▸ Work item: The word to look for is "title". Report every line of the entries below that has it.

▸ Excerpted records:

________________________

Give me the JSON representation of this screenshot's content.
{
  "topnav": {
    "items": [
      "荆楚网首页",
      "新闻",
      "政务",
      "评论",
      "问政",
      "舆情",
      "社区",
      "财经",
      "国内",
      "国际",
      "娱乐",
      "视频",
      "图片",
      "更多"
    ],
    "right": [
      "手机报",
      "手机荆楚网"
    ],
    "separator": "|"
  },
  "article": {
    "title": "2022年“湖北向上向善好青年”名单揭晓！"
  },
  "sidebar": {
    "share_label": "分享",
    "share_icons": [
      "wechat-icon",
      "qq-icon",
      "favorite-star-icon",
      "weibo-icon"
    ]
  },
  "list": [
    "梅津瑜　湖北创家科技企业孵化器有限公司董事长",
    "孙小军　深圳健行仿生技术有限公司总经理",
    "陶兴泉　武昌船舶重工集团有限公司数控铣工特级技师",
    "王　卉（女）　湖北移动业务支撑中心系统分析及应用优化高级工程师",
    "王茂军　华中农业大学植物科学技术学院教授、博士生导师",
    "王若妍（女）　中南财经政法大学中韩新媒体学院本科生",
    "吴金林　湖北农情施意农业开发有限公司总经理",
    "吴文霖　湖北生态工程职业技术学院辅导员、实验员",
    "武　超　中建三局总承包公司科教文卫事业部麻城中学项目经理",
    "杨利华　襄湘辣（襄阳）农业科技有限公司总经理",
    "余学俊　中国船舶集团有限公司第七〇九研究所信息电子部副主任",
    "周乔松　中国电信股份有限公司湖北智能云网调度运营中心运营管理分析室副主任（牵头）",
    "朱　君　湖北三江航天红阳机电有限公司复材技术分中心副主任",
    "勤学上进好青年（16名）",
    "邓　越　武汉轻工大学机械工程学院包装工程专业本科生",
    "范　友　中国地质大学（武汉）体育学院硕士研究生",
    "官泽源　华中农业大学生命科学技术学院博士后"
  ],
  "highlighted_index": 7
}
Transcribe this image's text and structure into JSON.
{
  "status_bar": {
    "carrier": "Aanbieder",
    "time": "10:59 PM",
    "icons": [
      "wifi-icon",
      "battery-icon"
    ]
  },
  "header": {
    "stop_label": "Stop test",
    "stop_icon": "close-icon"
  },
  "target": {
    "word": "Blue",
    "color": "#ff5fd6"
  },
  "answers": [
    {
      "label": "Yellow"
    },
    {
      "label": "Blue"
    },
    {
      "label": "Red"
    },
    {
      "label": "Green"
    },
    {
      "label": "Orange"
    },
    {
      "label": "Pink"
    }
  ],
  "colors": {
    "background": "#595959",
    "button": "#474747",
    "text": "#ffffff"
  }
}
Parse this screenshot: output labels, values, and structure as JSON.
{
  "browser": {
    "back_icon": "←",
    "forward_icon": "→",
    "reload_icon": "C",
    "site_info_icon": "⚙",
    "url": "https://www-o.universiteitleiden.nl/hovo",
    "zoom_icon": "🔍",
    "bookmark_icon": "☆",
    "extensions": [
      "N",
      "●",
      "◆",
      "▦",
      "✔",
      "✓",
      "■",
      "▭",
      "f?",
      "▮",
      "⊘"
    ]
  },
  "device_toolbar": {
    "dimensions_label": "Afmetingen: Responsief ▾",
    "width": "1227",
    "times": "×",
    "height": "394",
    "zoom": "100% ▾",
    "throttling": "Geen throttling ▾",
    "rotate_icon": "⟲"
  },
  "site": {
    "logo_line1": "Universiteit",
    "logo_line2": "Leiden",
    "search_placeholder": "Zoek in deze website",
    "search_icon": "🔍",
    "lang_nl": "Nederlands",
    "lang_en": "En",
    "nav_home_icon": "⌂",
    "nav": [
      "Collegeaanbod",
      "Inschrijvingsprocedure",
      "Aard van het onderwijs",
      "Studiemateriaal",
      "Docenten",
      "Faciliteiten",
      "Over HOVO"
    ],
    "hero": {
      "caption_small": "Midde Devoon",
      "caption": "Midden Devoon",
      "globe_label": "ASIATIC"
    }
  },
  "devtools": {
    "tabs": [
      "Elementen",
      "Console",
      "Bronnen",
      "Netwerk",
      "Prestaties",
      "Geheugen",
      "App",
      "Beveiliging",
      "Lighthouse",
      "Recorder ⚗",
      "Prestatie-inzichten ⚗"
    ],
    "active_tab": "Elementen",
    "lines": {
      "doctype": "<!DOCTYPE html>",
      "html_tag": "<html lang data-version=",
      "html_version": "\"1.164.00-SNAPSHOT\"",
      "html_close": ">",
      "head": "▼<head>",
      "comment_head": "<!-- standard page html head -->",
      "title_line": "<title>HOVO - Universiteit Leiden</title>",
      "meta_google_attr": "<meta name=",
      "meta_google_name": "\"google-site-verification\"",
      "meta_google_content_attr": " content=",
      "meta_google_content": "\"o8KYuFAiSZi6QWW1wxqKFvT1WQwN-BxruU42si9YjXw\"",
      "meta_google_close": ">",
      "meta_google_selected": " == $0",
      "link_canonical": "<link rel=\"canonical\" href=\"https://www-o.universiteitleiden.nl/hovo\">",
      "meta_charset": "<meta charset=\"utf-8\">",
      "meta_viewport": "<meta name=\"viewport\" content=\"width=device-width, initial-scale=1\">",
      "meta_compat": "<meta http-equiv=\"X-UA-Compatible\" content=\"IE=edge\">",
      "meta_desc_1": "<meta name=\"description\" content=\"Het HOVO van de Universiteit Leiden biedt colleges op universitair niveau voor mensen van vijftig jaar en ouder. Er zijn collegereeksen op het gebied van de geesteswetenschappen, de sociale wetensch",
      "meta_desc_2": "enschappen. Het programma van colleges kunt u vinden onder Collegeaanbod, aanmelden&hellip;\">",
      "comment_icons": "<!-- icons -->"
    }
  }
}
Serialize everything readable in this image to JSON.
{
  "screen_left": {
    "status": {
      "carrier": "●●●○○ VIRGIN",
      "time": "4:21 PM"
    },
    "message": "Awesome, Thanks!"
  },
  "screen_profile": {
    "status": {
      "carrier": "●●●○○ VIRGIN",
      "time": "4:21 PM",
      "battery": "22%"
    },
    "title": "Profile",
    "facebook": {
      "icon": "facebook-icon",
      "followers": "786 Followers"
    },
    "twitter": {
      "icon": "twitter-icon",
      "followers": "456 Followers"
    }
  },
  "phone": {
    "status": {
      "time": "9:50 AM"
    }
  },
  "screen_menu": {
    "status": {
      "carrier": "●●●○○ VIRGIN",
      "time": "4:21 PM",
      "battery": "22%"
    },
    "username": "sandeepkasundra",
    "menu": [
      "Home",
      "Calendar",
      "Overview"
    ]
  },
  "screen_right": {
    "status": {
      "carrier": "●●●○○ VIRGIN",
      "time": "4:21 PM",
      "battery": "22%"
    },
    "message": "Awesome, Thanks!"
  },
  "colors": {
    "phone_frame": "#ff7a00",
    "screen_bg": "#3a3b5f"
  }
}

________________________

▸ Output for this exercise:
    "title": "2022年“湖北向上向善好青年”名单揭晓！"
      "title_line": "<title>HOVO - Universiteit Leiden</title>",
    "title": "Profile",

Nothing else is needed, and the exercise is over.